New York’s Next New Networks and other companies professionalizing Internet TV; market projected to get big fast. iSuppli predicts the professional web video will grow from $400 million in 2006 to $6 billion in 2011, driven by better broadband connections (and a continued generational and cultural shift). ISuppli further estimates that VCs pumped nearly $1 billion into 150 video startups from 2002-2006, with another $112 million injected in the first half of 2007. Laurie Sullivan, NewTeeVee. Again, most of these folks presumably won’t succeed by producing traditional TV shows: the average stream of 2.5 minutes is more about attention-span, appropriateness, and setting than about video quality.
WSJ employees “heartbroken” about Murdoch. The melodramatic rhetoric in the Journal newsroom reaches new heights, with the impending takeover now seen as a struggle between the journalist equivalents of Harry Potter and Voldemort: “There’s a real culture of passion for the truth, for shining lights in dark places and making the mysterious understood,” said a (sobbing?) WSJ reporter interview by the New York Times. “The overwhelming view here is that under Murdoch, that gets compromised from Day One, and that idea is devastating, heartbreaking, to people.” Staffers are convinced they will be forced to print dot-drawings of topless women (horrors!). Dow Jones CEO Zannino has been ostracized for “emphasising growth” and seeming in favour of the merger (and for not having been a journalist). Fortunately, in the Washington bureau, a cooler head prevails: “It may ultimately prove this was the best of a mediocre set of options,” said a longtime reporter. Richard Perez-Pena, New York Times

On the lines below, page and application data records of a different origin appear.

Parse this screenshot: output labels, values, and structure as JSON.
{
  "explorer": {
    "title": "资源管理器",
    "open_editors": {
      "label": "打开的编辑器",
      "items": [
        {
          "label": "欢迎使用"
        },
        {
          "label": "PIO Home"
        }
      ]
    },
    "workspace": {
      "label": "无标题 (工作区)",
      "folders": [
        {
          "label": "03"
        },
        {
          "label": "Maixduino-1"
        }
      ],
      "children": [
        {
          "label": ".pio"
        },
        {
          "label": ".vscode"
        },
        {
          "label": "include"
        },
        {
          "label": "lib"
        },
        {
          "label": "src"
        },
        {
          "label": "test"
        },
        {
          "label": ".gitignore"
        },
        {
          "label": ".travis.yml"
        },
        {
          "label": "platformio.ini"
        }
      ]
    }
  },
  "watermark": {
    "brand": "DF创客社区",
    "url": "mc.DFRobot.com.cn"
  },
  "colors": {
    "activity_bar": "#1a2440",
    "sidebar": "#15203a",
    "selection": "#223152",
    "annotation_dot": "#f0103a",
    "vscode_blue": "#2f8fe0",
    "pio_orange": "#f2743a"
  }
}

Brooklyn-based Etsy building profits and buzz. BusinessWeek reports that the “eBay of arts and crafts” has netted $1 million on $12 million of revenue and has 300,000 users in 84 countries. In true Web 2.0 style, founder Rob Kalin launched the company with no business plan and soon raised $1 million from Union Square Ventures and others. Most of the company’s office furniture is scavenged. Importantly, Etsy follows the eBay model–paid listings and sales commissions–upending the Web 2.0 conceit that if you want to be successful, you have to be free. BusinessWeek, via MarketingVox
Time Warner’s Turner Broadcasting System combines all digital ad sales. Ad units for the separate networks–TBS, TNT, Cartoon Network, Adult Swim, Court TV, GameTap, Super Deluxe and Turner Sports–will now be working together. The company hired Walker Jacobs from Reuters to run the effort. The move steals a page from CBS and others, which have similarly consolidated sales efforts. Wayne Friedman, MediaPost
NBC Digital (understandably) trying to beef up NBC.com. Company adding social networking tools, personalisation, communities, streamed episodes of Conan, a fake Dunder Mifflin corporate site for “Office” fans, and, in October, an exclusively online series called “Coastal Dreams.” MediaPost, via MarketingVox. Points for effort, but not exactly lapel-grabbing. Separately, NBC and GE’s Peacock Equity Fund invested $25 million in Healthline, a vertical search engine. NBC exec Beth Comstock cited NBC-Healthline partnership possibilities as one factor in the decision. MarketingVox
New York mobile gaming start-up Cellufun outgrowing incubator, moving to Wall Street. Midtown too expensive. Cellufun blog